Expatriates are entitled to free, state medical care, but must obtain a Health Card. Your health card will be created when you sign on to the Folkregister, the list of all of the residents of Denmark. You register at your local town hall and will be expected to show your residence permit, passport and evidence of address (such as the lease for your apartment). You will be asked to select a doctor from a list of local GPs and you will automatically be registered with their practice.
If you are resident in Denmark, you will have chosen a doctor when you registered on the Folkeregister at your local town hall.
The majority of Danes speak good English so it is unlikely that you will need to seek out an English speaking doctor. The general procedure to meet your GP is to call and make an appointment, either on the same day or the following days depending on how serious the illness is. Most doctors also have phone consultations 1 hour a day. To make an appointment with a medical specialist, physiotherapist, psychologist or a chiropodist , you will first need a referral from your GP. Payment is normally covered by your insurance. If you however need medical consultation while waiting for your insurance to come through, you will have to pick up the tabs yourself.
Opening hours and Emergency doctor: Danish doctors' opening hours are typically between 8 am and 4 pm. Some doctors have extended opening hours one or more days a week. In case of emergencies, you can also contact the emergency doctor. The emergency doctor's number is in the phone book and if he finds it necessary, the emergency doctor will come to your house. It is a good idea to have your health insurance certificate and information about your consumption of medicine ready, when you call the emergency doctor. This makes it easier for the doctor to assess the situation.
The majority of Danish hospitals are administered publicly (by the counties) and treatment is free of charge if you reside in Denmark. You can get assistance from an interpreter at the hospitals if the doctor finds it necessary.
You are free to choose the hospital you want to be hospitalized in. In most cases hospitalization only requires a referral from a doctor.The waiting lists depend on the hospital and the kind of treatment you need. You could also opt to be admitted to a private hospital or clinic. This however can be an expensive affair as you will have to pay for your own treatment. Some private insurances subsidise treatments in private hospitals.
With so much to deal with before leaving your home country, (taxes, moving house, paperwork etc.) the careful planning of your expatriation to Copenhagen is an essential step. As far as healthcare is concerned, your local social security scheme won’t be accompanying you to your host country and, once abroad, you might be surprised by the care system you find in Denmark.

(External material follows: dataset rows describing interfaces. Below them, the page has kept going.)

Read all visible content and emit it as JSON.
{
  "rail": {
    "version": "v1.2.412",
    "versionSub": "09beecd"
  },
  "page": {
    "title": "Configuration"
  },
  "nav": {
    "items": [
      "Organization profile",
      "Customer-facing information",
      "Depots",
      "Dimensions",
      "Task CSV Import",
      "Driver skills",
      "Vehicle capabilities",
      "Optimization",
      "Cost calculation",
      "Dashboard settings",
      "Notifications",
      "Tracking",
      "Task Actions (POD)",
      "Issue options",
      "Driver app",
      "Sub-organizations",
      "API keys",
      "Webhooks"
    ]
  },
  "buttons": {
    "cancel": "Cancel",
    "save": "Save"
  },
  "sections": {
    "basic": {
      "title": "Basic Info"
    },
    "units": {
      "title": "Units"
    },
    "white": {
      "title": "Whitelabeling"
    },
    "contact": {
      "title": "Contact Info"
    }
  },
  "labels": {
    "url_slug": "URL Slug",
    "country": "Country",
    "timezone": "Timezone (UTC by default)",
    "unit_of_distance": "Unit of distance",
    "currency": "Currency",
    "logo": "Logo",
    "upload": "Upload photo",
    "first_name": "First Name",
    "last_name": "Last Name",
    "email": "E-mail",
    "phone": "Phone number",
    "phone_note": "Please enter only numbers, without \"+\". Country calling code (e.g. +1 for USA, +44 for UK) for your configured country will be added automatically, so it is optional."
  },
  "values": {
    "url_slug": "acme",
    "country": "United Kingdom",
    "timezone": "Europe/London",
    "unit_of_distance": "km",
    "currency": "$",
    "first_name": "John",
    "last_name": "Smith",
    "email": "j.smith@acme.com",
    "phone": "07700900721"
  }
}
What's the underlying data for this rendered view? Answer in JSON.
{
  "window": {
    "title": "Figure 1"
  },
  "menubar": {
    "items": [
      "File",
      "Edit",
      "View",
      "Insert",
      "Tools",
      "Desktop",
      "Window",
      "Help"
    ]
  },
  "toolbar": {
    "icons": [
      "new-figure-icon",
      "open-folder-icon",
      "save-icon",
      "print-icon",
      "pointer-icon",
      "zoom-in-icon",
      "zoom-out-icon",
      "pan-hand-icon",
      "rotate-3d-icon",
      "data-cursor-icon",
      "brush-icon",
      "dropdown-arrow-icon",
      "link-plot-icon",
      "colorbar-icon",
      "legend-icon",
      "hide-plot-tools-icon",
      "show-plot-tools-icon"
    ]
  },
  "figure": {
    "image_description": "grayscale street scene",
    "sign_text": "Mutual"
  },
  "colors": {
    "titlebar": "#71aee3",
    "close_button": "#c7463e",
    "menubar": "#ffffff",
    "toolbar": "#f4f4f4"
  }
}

So, before leaving, make sure you have appropriate cover!
EasyExpat.com works in partnership with APRIL International to provide specific insurance solutions for travelling or staying outside your country of nationality.
Designed for either short or long stays, APRIL International’s insurance policies offer protection against any problems that might arise before departure or during your time in Denmark: cancelling your trip, medical expenses following an illness or accident, needing to be repatriated, causing damage to a third party or losing your luggage.